§ **WHAT YOU WILL DO**:
Return only the number of lines in the records below where the string "JSON" shows up.

§ **DATASET RECORDS**:
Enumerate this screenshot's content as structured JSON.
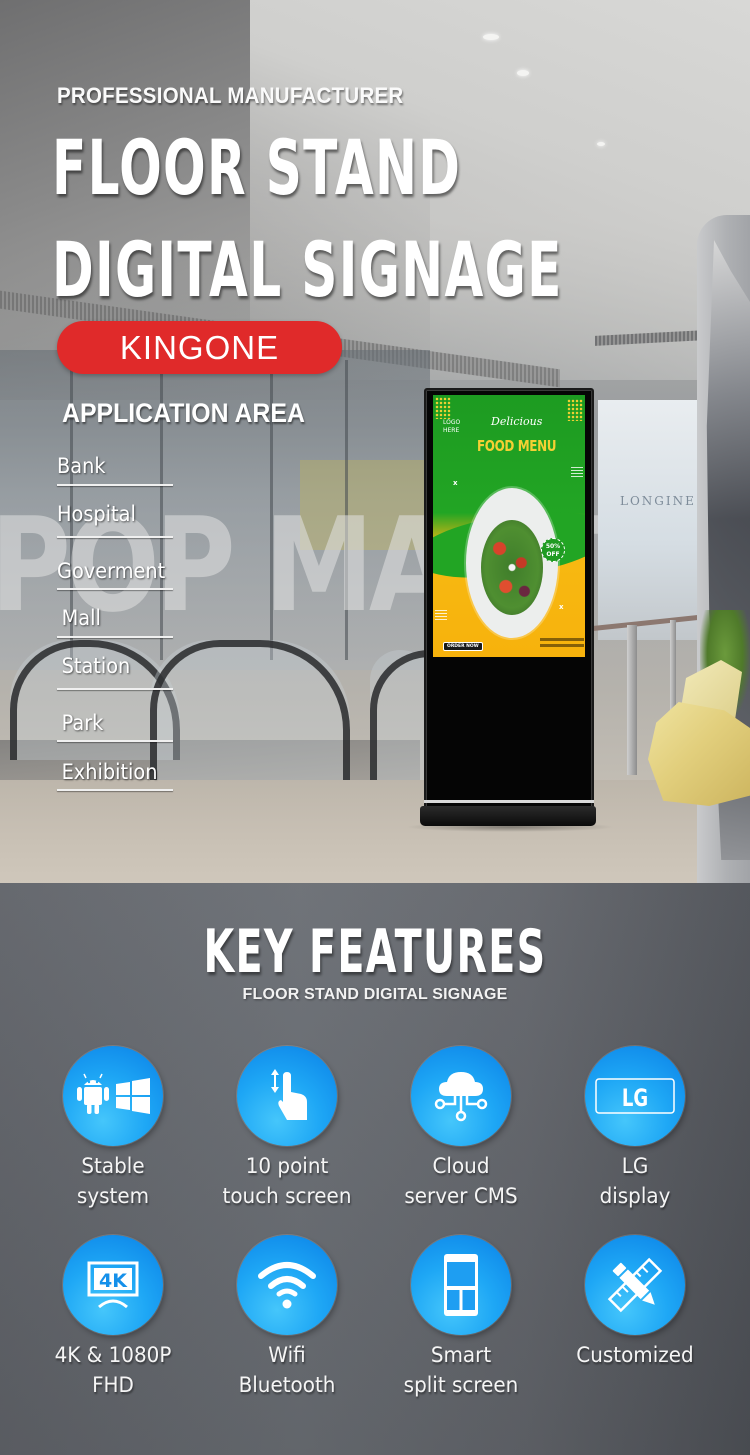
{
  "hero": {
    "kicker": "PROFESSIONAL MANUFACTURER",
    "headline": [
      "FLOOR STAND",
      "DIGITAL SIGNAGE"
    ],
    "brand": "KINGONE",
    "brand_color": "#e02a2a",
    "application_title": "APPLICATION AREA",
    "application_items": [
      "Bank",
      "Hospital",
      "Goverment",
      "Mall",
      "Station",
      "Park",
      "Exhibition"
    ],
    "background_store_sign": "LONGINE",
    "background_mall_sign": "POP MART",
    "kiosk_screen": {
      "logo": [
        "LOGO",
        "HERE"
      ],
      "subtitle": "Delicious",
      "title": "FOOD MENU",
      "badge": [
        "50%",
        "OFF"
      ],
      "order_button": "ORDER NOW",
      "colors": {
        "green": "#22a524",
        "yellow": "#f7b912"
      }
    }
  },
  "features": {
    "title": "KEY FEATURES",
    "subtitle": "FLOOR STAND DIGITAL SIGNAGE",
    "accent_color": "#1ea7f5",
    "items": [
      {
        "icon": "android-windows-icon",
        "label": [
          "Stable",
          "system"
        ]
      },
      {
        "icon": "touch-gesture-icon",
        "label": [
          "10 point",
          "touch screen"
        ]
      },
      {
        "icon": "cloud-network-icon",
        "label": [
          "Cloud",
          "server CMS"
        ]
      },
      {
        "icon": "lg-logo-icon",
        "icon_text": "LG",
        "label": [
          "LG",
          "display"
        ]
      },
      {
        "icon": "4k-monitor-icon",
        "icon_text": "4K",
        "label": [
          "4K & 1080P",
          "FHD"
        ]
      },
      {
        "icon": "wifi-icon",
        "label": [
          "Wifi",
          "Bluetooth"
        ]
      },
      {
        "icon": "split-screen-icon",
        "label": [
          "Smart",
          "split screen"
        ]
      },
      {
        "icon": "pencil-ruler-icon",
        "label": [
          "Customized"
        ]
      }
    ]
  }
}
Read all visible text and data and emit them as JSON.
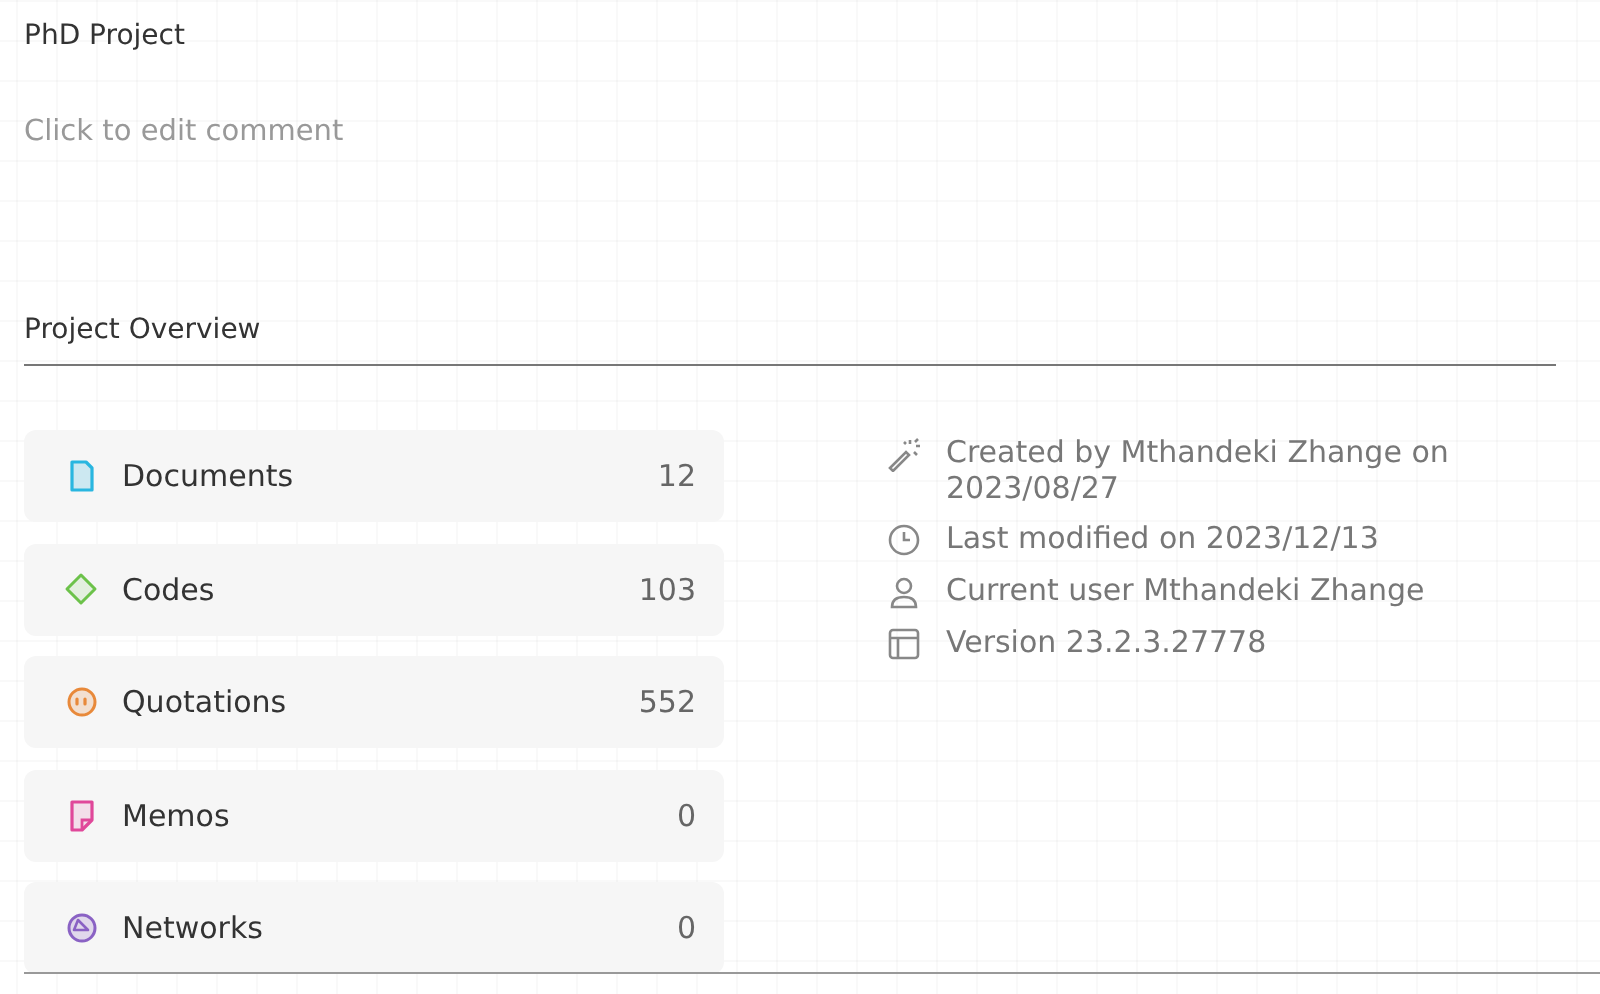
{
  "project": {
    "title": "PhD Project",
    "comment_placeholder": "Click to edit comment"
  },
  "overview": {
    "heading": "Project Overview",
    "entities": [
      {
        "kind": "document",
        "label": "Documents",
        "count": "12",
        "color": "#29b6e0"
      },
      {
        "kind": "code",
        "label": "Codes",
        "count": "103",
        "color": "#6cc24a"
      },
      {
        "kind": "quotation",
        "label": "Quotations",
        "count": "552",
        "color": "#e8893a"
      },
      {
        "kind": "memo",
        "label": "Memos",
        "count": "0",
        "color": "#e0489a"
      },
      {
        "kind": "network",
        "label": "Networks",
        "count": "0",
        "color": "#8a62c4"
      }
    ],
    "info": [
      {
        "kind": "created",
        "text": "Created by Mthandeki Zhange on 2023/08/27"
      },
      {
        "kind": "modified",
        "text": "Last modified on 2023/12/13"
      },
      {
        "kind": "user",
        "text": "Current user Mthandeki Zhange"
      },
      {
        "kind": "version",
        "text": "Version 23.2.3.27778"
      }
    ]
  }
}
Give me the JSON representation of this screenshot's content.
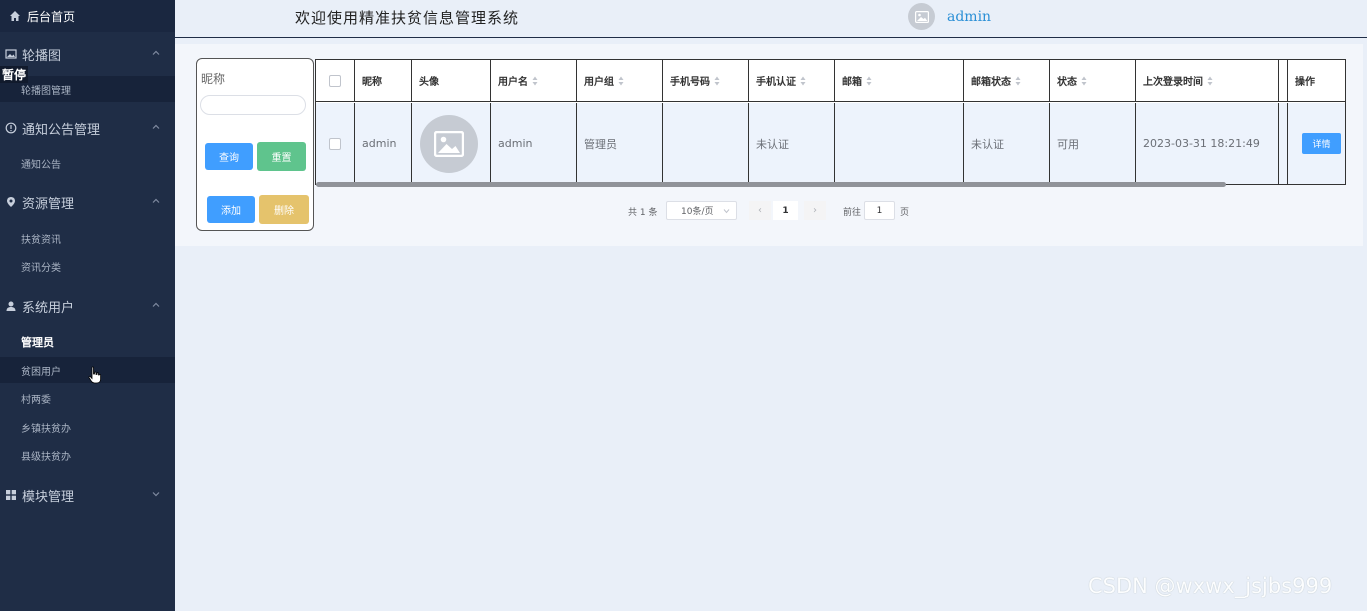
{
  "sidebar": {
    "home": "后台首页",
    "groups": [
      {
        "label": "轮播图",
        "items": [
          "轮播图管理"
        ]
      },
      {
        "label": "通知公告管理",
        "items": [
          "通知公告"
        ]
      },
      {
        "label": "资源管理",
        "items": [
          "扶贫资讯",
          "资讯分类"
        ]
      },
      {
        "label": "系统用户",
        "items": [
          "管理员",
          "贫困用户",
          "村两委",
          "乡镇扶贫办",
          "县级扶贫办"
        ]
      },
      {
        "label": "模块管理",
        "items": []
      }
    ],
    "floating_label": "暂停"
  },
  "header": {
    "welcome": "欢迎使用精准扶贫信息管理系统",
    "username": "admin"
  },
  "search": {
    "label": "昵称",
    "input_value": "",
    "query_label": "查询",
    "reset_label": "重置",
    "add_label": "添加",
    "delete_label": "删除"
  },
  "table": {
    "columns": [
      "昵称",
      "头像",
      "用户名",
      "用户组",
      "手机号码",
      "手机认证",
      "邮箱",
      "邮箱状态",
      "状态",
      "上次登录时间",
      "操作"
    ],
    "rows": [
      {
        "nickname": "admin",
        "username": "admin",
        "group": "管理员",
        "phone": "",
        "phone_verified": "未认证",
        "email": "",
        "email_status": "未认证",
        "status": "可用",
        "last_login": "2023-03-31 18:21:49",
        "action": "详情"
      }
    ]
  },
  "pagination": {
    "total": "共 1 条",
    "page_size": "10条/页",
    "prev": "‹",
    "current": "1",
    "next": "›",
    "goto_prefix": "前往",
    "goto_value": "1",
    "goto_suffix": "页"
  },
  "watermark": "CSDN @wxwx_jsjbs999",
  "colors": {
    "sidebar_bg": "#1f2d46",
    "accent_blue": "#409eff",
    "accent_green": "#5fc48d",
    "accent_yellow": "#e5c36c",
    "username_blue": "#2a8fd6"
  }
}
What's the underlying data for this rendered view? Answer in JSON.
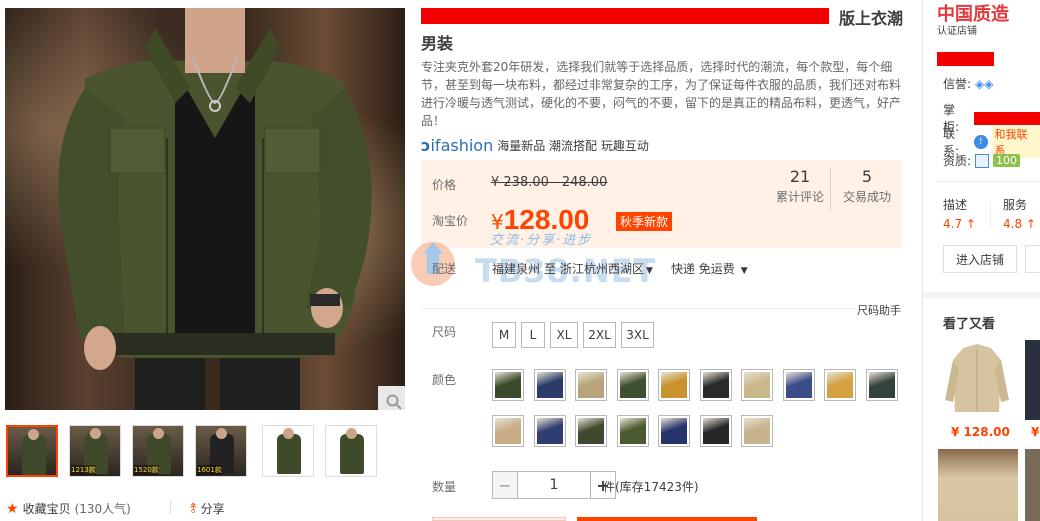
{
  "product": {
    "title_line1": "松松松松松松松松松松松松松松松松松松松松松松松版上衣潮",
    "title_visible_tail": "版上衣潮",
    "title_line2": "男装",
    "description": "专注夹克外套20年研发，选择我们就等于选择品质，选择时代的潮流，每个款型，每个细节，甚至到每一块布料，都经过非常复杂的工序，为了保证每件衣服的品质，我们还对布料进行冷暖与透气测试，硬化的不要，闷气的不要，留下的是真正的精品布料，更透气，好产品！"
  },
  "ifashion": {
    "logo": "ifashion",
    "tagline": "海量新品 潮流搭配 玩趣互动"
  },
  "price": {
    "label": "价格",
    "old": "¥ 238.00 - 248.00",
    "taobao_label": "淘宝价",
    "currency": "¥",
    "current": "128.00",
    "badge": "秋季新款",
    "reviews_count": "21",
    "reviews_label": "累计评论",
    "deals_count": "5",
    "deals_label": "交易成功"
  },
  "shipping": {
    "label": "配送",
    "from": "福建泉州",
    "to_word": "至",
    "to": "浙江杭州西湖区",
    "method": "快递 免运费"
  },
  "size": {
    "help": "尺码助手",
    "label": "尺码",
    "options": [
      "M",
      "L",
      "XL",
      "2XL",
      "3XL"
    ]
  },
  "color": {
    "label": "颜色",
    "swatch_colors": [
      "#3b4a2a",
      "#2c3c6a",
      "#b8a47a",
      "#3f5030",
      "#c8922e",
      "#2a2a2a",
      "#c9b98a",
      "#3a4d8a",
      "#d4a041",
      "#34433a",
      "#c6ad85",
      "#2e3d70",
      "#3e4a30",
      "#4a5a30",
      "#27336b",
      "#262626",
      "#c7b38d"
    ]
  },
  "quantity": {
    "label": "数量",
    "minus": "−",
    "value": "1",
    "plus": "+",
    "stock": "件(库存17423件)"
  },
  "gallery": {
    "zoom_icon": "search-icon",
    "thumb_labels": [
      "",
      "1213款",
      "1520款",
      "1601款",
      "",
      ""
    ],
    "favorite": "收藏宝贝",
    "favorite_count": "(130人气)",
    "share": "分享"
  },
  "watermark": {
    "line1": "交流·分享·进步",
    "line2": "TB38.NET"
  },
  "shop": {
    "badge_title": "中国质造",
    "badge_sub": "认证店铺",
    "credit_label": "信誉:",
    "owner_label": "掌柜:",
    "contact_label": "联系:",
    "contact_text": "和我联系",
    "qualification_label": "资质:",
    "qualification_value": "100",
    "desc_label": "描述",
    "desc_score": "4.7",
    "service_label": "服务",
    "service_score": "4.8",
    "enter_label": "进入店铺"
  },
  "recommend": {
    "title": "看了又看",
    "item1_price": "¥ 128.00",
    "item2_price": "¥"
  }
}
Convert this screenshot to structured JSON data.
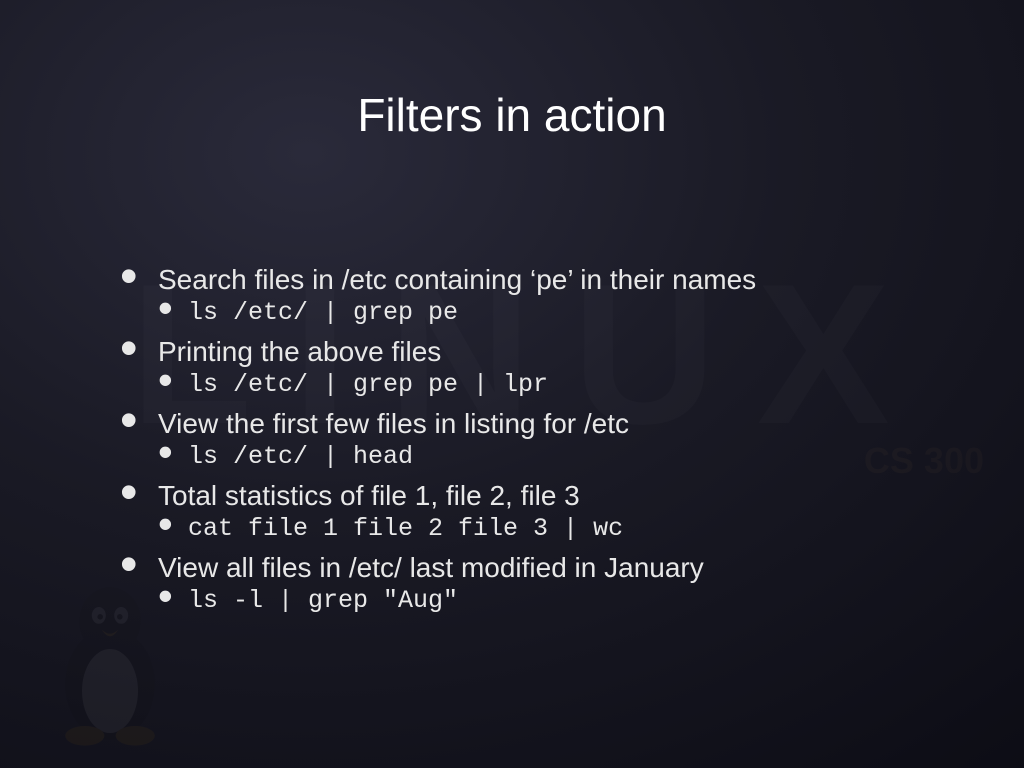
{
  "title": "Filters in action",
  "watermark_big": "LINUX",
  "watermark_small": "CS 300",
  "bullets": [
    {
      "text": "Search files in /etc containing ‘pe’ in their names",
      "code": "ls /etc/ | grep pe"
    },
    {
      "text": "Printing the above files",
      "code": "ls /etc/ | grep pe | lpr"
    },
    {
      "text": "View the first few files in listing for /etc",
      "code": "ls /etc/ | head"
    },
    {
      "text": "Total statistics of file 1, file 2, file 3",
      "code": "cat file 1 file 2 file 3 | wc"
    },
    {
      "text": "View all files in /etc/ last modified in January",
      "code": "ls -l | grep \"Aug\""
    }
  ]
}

§ **RESPONSE TO THE TASK**:
5